Illinois Says Farewell to Chief Illiniwek Mascot The University of Illinois has decided to retire its mascot, Chief Illiniwek, after 80 years. Michele Norris talks with Steve Raquel, an alumnus who portrayed the character in 1992 and 1993.
NPR logo

Illinois Says Farewell to Chief Illiniwek Mascot

  • Download
  • <iframe src="" width="100%" height="290" frameborder="0" scrolling="no" title="NPR embedded audio player">
  • Transcript
Illinois Says Farewell to Chief Illiniwek Mascot

Illinois Says Farewell to Chief Illiniwek Mascot

  • Download
  • <iframe src="" width="100%" height="290" frameborder="0" scrolling="no" title="NPR embedded audio player">
  • Transcript


A decades-long fight over a Native American mascot ended today in Illinois. Facing sanctions from the NCAA, the University of Illinois announced that it will retire Chief Illiniwek. For 81 years, the chief has performed during basketball and football games. But coming this Wednesday, he will do his last halftime dance at the Illini's final home basketball game of the season in Champaign.


Those who have been citing for the chief's removal are celebrating today. They've called the mascot racist and offensive. But the chief's supporters argue that the chief honorably portrays Native Americans. Steve Raquel used to portray the chief himself during the early 1990s. He's now spokesman for a group of former chiefs, called the Council Of Chiefs.

Mr. STEVE RAQUEL (Spokesman, Council of Chiefs): It's a bittersweet day. Actually I'm a Champaign native and a proud one(ph). Today's decision, although it was probably expected, it's still sad to hear that Wednesday is the last performance.

NORRIS: So that's the bitter, what's the sweet?

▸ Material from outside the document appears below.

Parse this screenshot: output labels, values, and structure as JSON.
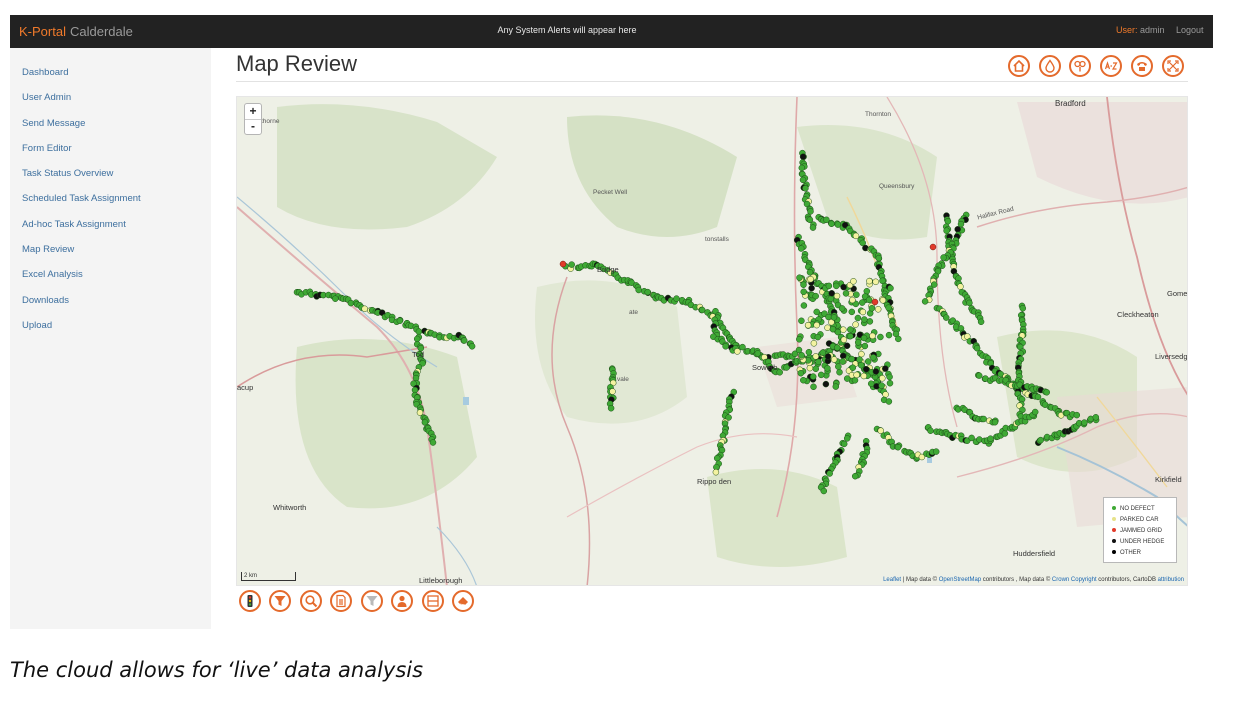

Mr. RAQUEL: The sweet is that, you know, with every door that closes, there is always a new door that opens. And we have always been have had the long-term interest of the university in mind. And we are continuing our process of trying to help them figure out can this tradition move on in some ways, shape or form, even though, it has to close on Wednesday.

NORRIS: Now, I understand the e-mails are already flying among alumni. What's the likely reaction?

Mr. RAQUEL: There are passionate sides and there are alumni who I can say are the silent majority and who take great pride and excitement over this. I think in the short term, there will be a lot of emotion to it. Hopefully, over time, we can find something that allow the tradition to continue, and possibly, hopefully to satisfy that excitement that that happens at halftime of football and basketball game.

NORRIS: You know, we've talked about this as it served as a somber day for you. But there are a lot of people who are actually very happy about this. This is a victory for some who thought that the chief was offensive.

Mr. RAQUEL: Yeah. Of course that any passionate issues has two sides to it. And I know that they see it their way. And I know that they are probably rejoicing. To my mind, I feel that the removal of a tradition that's steeped in what we consider honorable and respectful origins, only further removes an appreciation of the American culture.

NORRIS: Steve, could you tell me a little bit more about Chief Illiniwek. Could you give us a quick description of his costume and his routine.

Mr. RAQUEL: Oh, boy, I will try. They have worn authentic fox skin outfits, with a headdress that is currently made of turkey feathers; breastplates, a choker, gloves, and like a pair of chaps. And what Chief Illiniwek does is, at only at halftimes of football and basketball games, in the myth(ph) of what we call the three-in-one, which is what we call the stirring three minutes in all of college sports in where Chief Illiniwek comes in and the band had done to one end of the, the football field.

And Chief Illiniwek bursts out like a bird and performs a fancy dance - a very celebratory dance down the field that includes arm movements, leg kicks, and eagle spread kicks. And for that three minutes, just excites the crowd in a passionate, exciting way. He solemnly finishes it up, walks off the field, and he's not seen until the next performance.

NORRIS: By just describing that, it sounds like it took you back.

Mr. RAQUEL: It did. It's one of those things where anytime I see it, I see myself in the outfit, and I see the expressions of people who are watching. And I, you know, I get the goosebumps that I think each one of us, each former chief gets knowing the emotion, and that the excitement of what tradition brings.

NORRIS: Steve, thanks so much for talking to us.

Mr. RAQUEL: You're welcome.

NORRIS: Steve Raquel is an alumnus from the University of Illinois. He portrayed Chief Illiniwek in 1992 and in 1993.

Copyright © 2007 NPR. All rights reserved. Visit our website terms of use and permissions pages at for further information.

NPR transcripts are created on a rush deadline by Verb8tm, Inc., an NPR contractor, and produced using a proprietary transcription process developed with NPR. This text may not be in its final form and may be updated or revised in the future. Accuracy and availability may vary. The authoritative record of NPR’s programming is the audio record.